“Several factors for long-term storage are still unknown”
Extraction technologies first bring ambient air into contact with a substance that absorbs the CO2 from the air. In a second step, the captured CO2 is released again in high concentration by heating and then liquefied. Energy expenditures and emissions for the CO2 extraction processes arise in particular from the necessary generation of ventilation, chemical reactions and heating, as well as the injection of the extracted CO2 into deep soil layers. However, according to Stefan Pauliuk, “Several factors for long-term CO2 storage are still unknown or difficult to determine, such as the dynamically evolving CO2 storage capacity of rocks.”
For their study, the team determined the efficiency of CO2 extraction technologies over their life cycle using a detailed life cycle assessment in OpenLCA software. They calculated the environmental impact of providing the materials and energy needed to build the plants and capture and inject CO2. For comparison with other technologies and CO2 reduction measures, they used existing data from various literature sources, aligned them, and performed their own process modeling to ensure completeness and consistency.

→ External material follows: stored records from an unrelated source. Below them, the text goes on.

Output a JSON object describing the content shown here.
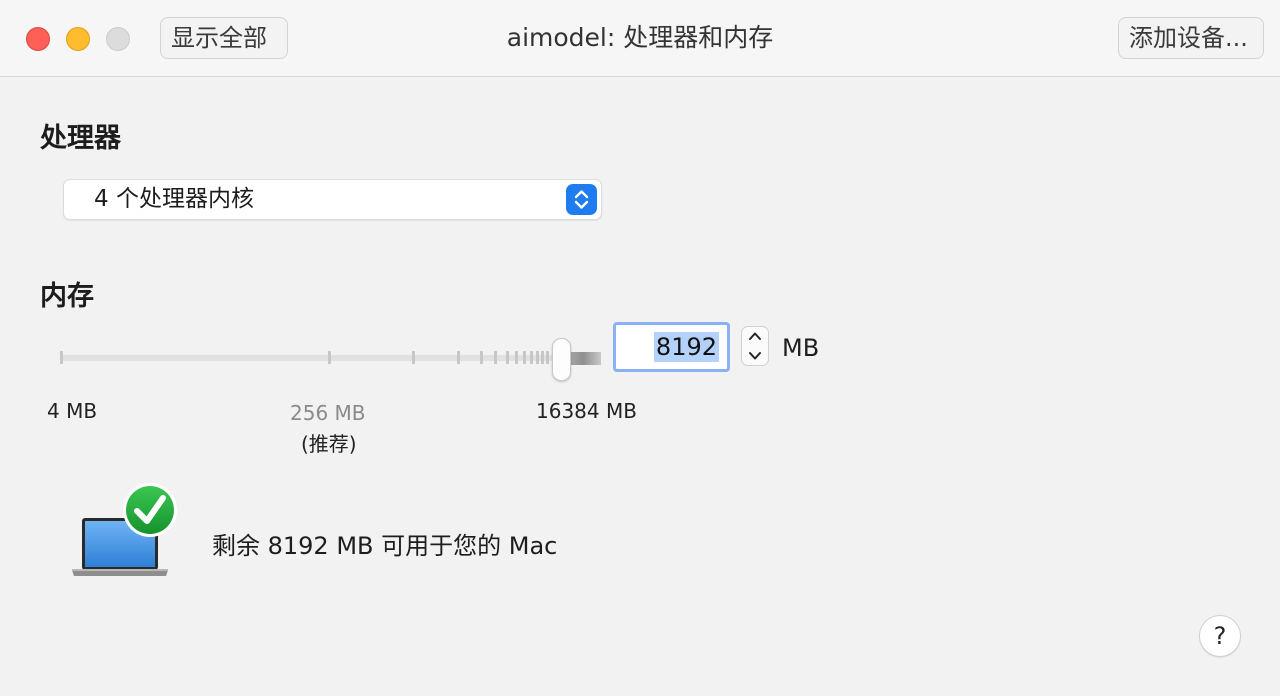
{
  "window": {
    "title": "aimodel: 处理器和内存",
    "show_all_label": "显示全部",
    "add_device_label": "添加设备..."
  },
  "processor": {
    "section_title": "处理器",
    "selected": "4 个处理器内核"
  },
  "memory": {
    "section_title": "内存",
    "value": "8192",
    "unit": "MB",
    "slider_value_mb": 8192,
    "scale": {
      "min_label": "4 MB",
      "recommended_label": "256 MB",
      "recommended_note": "(推荐)",
      "max_label": "16384 MB"
    }
  },
  "status": {
    "text": "剩余 8192 MB 可用于您的 Mac",
    "icon": "laptop-checkmark-icon"
  },
  "help": {
    "label": "?"
  },
  "colors": {
    "accent": "#1f7cf0",
    "check_green": "#22a83b",
    "close": "#fe5f57",
    "minimize": "#febc2e",
    "zoom_disabled": "#dcdcdc",
    "selection": "#b3d1fb",
    "focus_ring": "#8bb0f4"
  }
}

“Given that CO2 extraction is already comparatively efficient, DAC technologies are likely to play a long-term role in climate mitigation as a complement, not a replacement,” Madhu and Pauliuk conclude. “Given the uncertainty of actual scalability, the risks associated with CO2 storage in rock, and the early-stage development of DAC technologies, the use of already established and similarly climate-efficient technologies such as battery-operated vehicles and heat pumps remains urgent.”